If you rent a house there isn't any deduction possible. You don't have a source of income so you won't have to pay tax but there also isn't any deduction. Related to the raising prices of houses it might be interesting to buy a house/apartment instead of renting one. That way you can also get a better accommodation to live and you are more free to change anything in your house.
Because I would like to offer a total service to my expat clients you can also contact me with questions regarding mortgages. I can explain the different sorts of mortgages available in The Netherlands and help you getting the right mortgage in your personal situation, naturally all in English.
Also all kinds of insurances are part of the service I offer, for individuals and business owners. I am here to advice you, not to close a deal at all costs.
Employers and employees may agree to set up employee savings schemes in which a certain maximum amount of the salary is exempt from tax and social security contributions.
Since 1 January 1994, new rules apply which exempt employers from paying tax and social security contributions on each employee’s pay to a maximum of EUR 1.313. This is applicable to pay based on:
premium savings schemes; or
payroll savings schemes (including blocked profit-sharing schemes and share option schemes in the private sector).
In premium savings schemes (in Dutch "premiesparen", the employer withholds an agreed amount from the employee’s net pay and deposits this in a premium savings account.
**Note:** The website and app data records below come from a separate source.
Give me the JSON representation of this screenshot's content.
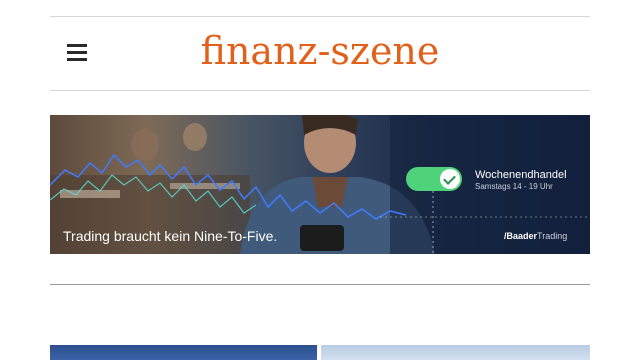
{
  "header": {
    "logo_text": "finanz-szene",
    "menu_icon": "hamburger-menu-icon"
  },
  "banner": {
    "headline": "Trading braucht kein Nine-To-Five.",
    "toggle_label": "Wochenendhandel",
    "toggle_sublabel": "Samstags 14 - 19 Uhr",
    "toggle_state": "on",
    "brand_prefix": "/",
    "brand_bold": "Baader",
    "brand_thin": "Trading"
  },
  "colors": {
    "logo": "#e2611a",
    "toggle_on": "#4fd37a"
  }
}
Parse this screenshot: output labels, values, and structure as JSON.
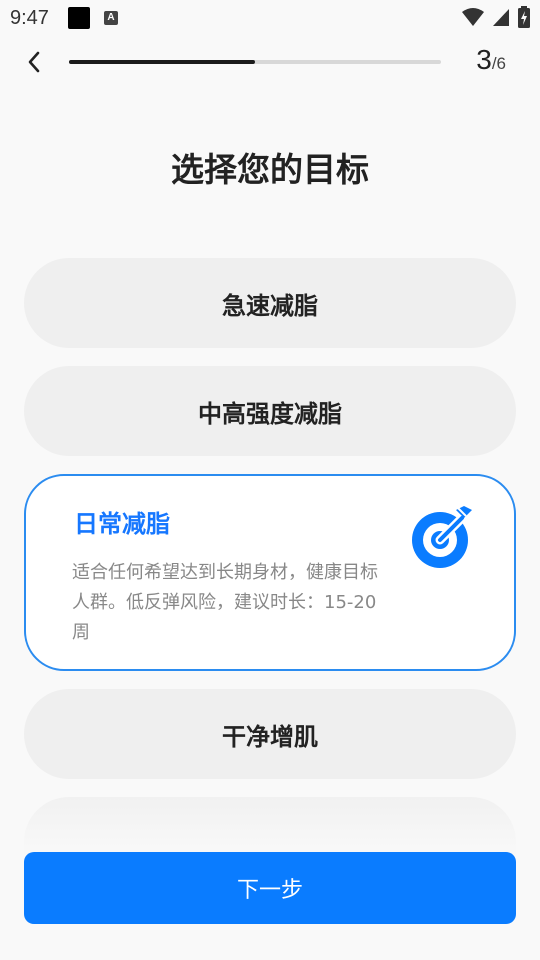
{
  "status_bar": {
    "time": "9:47",
    "notification_icon_label": "A",
    "icons": [
      "wifi-icon",
      "signal-icon",
      "battery-icon"
    ]
  },
  "header": {
    "step_current": "3",
    "step_total": "/6",
    "progress": 0.5
  },
  "page": {
    "title": "选择您的目标"
  },
  "goals": [
    {
      "label": "急速减脂",
      "selected": false
    },
    {
      "label": "中高强度减脂",
      "selected": false
    },
    {
      "label": "日常减脂",
      "selected": true,
      "description": "适合任何希望达到长期身材，健康目标人群。低反弹风险，建议时长：15-20周",
      "icon": "target-icon"
    },
    {
      "label": "干净增肌",
      "selected": false
    }
  ],
  "footer": {
    "next_label": "下一步"
  },
  "colors": {
    "accent": "#0a7cff",
    "selected_border": "#2b8cf0",
    "selected_title": "#1677ff",
    "card_bg": "#efefef",
    "page_bg": "#f9f9f9"
  }
}
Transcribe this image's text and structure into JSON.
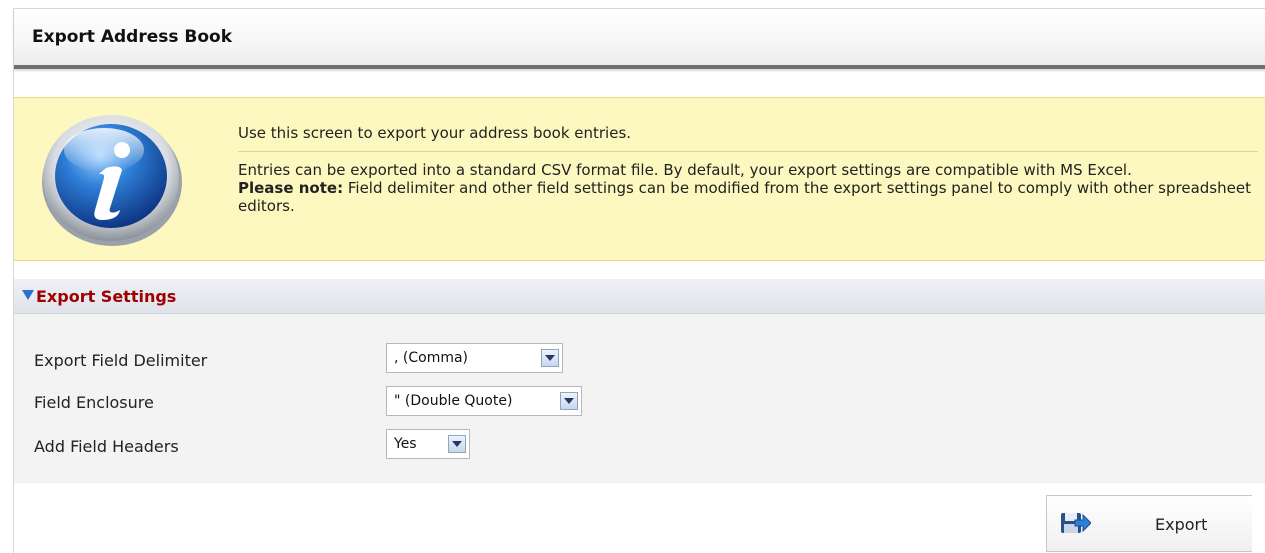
{
  "page": {
    "title": "Export Address Book"
  },
  "info": {
    "icon": "info-icon",
    "line1": "Use this screen to export your address book entries.",
    "para1": "Entries can be exported into a standard CSV format file. By default, your export settings are compatible with MS Excel.",
    "note_label": "Please note:",
    "note_text": " Field delimiter and other field settings can be modified from the export settings panel to comply with other spreadsheet editors."
  },
  "settings": {
    "header": "Export Settings",
    "rows": [
      {
        "label": "Export Field Delimiter",
        "value": ", (Comma)"
      },
      {
        "label": "Field Enclosure",
        "value": "\" (Double Quote)"
      },
      {
        "label": "Add Field Headers",
        "value": "Yes"
      }
    ]
  },
  "actions": {
    "export_label": "Export",
    "export_icon": "save-export-icon"
  },
  "colors": {
    "info_background": "#fdf8c0",
    "section_header_text": "#a00000",
    "accent_blue": "#2f6fd4"
  }
}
The employer can then award the employee a savings premium of up to 100% of the amount withheld, to a maximum of EUR 525. Under certain conditions no tax and social security contributions need to be paid on this savings premium.
In payroll savings schemes (in Dutch "spaarloon"), the employer withholds an agreed amount not exceeding EUR 788 of the employee’s gross pay and deposits this in a savings account blocked for at least four years. When the sum is paid out it is not liable to tax or social security contributions.
However, the employer is required to pay 15% payroll tax on the exempted amount.
There are some ways to unblock the savings before those four years, like paying for a mortgage, costs for study or if you start a business of pay premiums for a pension scheme.